Aaron Berquist comes through with a solution to a problem my team has run into several times before, which is including data from a linked SQL Server in a view for Smartlist Builder. Check it out here.
Entries in SQL Server (10)
One of the first things I have to do after I’ve installed Dynamics GP and created the DYNAMICS, TWO and company databases, is setup jobs to backup and optimize those databases. The best method I’ve found to do that is a free solution developed by Ola Hallengren that can be found here. This solution received the 2010 Editor’s Choice Bronze Award for best Free SQL Tool, while the SQL Server Community gave it the Gold. After a previous write-up of this solution Ola contacted me directly asking for my feedback, and he has been in touch several times since – he clearly cares about his solution and makes regular improvements as SQL Server features are added or changed.
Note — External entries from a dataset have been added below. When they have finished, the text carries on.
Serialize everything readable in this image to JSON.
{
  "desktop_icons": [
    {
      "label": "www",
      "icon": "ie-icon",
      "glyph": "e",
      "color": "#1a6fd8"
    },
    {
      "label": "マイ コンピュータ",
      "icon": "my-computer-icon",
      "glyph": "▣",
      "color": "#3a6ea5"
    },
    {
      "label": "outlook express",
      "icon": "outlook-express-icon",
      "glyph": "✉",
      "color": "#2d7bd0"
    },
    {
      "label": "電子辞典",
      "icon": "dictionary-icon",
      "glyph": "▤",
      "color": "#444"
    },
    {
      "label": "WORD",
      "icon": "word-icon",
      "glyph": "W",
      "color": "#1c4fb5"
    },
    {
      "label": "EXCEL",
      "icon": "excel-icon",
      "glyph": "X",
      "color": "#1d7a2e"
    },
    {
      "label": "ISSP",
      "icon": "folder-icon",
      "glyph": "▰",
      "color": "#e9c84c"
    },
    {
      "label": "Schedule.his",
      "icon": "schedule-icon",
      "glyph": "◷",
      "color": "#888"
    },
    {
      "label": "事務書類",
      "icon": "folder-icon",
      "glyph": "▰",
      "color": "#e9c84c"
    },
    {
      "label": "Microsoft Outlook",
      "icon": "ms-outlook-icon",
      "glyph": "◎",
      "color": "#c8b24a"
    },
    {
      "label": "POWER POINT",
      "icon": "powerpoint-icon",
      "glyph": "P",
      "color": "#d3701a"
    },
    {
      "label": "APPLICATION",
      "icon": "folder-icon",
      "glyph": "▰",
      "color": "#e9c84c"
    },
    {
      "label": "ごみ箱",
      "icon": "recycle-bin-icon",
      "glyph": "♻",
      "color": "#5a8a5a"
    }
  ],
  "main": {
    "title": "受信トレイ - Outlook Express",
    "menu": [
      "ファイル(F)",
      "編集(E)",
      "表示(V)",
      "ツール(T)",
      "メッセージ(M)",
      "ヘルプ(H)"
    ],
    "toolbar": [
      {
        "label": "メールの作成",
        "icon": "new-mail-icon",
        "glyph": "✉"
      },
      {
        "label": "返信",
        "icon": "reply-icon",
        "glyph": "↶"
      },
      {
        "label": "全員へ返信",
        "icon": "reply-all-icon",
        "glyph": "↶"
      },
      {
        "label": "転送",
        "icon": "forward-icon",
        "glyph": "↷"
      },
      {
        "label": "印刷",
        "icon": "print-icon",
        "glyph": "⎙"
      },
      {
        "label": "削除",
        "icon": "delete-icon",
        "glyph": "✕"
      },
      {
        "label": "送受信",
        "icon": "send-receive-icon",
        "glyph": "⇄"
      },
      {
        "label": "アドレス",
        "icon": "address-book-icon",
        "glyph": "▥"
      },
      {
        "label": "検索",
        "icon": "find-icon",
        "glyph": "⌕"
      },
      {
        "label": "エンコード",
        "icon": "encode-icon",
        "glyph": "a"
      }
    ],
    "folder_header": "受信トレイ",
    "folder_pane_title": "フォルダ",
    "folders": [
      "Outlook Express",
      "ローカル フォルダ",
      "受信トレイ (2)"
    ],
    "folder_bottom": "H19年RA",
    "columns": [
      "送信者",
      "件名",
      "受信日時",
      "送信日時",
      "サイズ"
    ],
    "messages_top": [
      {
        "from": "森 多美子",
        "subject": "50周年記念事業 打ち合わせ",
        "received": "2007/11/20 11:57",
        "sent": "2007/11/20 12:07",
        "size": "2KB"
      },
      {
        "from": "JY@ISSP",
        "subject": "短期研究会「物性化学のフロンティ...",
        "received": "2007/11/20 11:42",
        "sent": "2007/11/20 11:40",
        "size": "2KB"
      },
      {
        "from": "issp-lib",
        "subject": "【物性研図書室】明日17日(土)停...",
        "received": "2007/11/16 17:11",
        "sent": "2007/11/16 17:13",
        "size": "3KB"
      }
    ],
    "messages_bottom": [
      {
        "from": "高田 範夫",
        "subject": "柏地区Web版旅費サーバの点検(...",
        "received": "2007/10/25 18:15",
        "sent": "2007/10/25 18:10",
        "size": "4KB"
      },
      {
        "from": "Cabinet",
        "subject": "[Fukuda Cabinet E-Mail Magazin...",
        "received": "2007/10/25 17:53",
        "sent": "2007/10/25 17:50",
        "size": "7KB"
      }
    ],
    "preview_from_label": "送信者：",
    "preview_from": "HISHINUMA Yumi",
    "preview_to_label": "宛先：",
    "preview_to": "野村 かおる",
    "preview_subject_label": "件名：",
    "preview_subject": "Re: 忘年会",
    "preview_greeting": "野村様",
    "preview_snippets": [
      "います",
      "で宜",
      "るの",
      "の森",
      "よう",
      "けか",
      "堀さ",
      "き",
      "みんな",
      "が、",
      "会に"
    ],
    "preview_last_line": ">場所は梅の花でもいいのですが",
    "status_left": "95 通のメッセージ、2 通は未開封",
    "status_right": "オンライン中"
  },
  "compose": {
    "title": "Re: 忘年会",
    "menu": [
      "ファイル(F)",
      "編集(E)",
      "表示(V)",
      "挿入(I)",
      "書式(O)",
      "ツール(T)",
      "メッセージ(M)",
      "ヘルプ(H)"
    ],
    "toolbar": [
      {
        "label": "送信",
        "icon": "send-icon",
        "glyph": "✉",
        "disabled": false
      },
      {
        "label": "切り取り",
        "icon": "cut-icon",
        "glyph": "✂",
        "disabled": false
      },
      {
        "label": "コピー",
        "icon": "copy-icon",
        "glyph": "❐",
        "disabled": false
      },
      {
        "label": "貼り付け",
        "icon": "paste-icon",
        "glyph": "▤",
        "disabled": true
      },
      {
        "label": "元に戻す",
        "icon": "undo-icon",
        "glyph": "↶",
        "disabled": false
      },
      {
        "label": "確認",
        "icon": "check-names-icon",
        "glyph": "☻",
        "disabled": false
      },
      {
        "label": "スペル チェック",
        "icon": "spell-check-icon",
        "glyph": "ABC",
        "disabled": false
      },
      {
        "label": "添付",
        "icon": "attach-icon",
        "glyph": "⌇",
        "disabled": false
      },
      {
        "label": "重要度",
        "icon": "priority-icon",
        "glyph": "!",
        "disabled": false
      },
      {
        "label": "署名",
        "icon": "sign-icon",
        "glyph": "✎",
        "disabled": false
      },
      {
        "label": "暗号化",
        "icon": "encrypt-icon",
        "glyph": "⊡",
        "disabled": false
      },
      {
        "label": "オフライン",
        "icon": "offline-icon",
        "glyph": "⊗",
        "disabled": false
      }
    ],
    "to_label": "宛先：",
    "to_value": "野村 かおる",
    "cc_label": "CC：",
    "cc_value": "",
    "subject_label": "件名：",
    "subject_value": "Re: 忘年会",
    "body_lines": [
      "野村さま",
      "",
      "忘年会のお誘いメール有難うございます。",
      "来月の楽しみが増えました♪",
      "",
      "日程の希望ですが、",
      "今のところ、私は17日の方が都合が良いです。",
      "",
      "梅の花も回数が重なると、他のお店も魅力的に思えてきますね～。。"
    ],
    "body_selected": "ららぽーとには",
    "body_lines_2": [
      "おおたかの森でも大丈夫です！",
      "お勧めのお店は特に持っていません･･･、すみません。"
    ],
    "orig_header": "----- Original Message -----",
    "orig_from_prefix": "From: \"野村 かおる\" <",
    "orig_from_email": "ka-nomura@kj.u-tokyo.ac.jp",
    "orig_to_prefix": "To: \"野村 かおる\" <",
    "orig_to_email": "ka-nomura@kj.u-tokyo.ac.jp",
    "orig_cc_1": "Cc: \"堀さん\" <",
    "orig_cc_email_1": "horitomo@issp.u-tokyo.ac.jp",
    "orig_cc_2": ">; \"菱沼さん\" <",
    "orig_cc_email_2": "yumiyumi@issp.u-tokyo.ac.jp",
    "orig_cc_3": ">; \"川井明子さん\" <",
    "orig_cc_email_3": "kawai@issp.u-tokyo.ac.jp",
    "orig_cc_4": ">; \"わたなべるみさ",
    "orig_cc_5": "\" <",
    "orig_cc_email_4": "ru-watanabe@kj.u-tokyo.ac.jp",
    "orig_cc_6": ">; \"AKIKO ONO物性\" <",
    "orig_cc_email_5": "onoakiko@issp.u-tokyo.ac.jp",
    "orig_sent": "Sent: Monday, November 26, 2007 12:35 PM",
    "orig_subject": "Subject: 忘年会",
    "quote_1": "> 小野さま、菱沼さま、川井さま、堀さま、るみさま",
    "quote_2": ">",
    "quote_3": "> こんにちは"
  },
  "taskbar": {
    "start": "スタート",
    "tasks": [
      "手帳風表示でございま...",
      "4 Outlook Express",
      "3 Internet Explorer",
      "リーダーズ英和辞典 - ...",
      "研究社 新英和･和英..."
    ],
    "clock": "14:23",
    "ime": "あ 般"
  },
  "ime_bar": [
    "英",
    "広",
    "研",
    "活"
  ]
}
The solution can be installed by downloading and running a single sql script – direct link here. Upon opening the script in SQL Management Studio, I typically make two changes. First I change the value of the @BackupDirectory parameter, highlighted below, to point to the location I want the backups stored. The backup job will create a folder with the server name in this folder, with folders for each database below that, followed by folders for each of the backup types – full, differential, and log.
The second change I make is that I like to keep 3 days worth of backups on disk if possible, and the scripts defaults to cleaning up backups older than 24 hours, so I like to change that to 72 hours. This can certainly be done afterwards by editing the job step but I like to do it up front. I usually do a quick find and replace operation on “24, ” replacing with 72.
After the replace is completed, I run the script and the highlighted jobs below are created. From there I open each job, set the desired schedule for each one, and I’m done.
I use this script because I want consistently configured backup and database maintenance jobs on all of the SQL Servers I manage for my customers. It takes 10-15 minutes to configure and I love that it’s smart enough to not throw an error on the whole transaction log job if someone creates a new company and the recovery is still set to Simple – it skips that database and moves on to the next one. It is also much smarter then the SQL Server Maintenance Plans about whether it rebuilds or reorganizes the databases indexes. Visit Ola’s site, http://ola.hallengren.com to read more about the solution or view the documentation.
I just signed up for SQL Saturday #67 in Chicago! SQL Saturday is a free one-day training event that is put on in cities around the country. There may be a small charge for lunch – $7 in my case. I’m completely comfortable with basic administration of SQL Server but I want to learn more about the internals and be able to quickly resolve weird performance issues. I’m not expecting to get too deep into those topics in one day of free training but I do hope to network with some real SQL pros and get pointed in the right direction.
Unfortunately not all of us work for companies that see the value of investing in their employees, so a fat training budget or professional development plan are not in the cards. I’m left to pay for my training out of my earnings, so Convergence every year isn’t an option. I genuinely enjoy my work, my customers, and most of the people I work with, so I want keep improving my skill set, which requires investing in myself. There are a lot of good free and low cost options for Dynamics GP as well – free virtual conferences at MSDynamicsWorld.com, online training at Partnersource and Customersource, as well as two great books from Mark Polino and Victoria Yudin.
So to all the GP admins out there, I encourage you to check out the SQL Saturday events in your area at the SQL Saturday page here. It’s an excellent option for “sharpening your axe” – and if your employer won’t support you, don’t let that stop you. You may find that demonstrating your commitment to learning and improving will change that in the future. In addition to SQL Saturday check out 24 Hours of PASS at http://www.sqlpass.org/24hours/Spring2011/.
Just caught this post by Jorge Segarra regarding a new session of SQL University, a series of blog posts designed to teach SQL Server technology from the ground up. Most of my education on SQL Server has taken place on the job and many times I find myself wishing for a more thorough and structured education, so it’s back to school I go. Class is scheduled to start on April 12th, so I’m going to commit to making time to following this each week. Go here for more info on SQL University.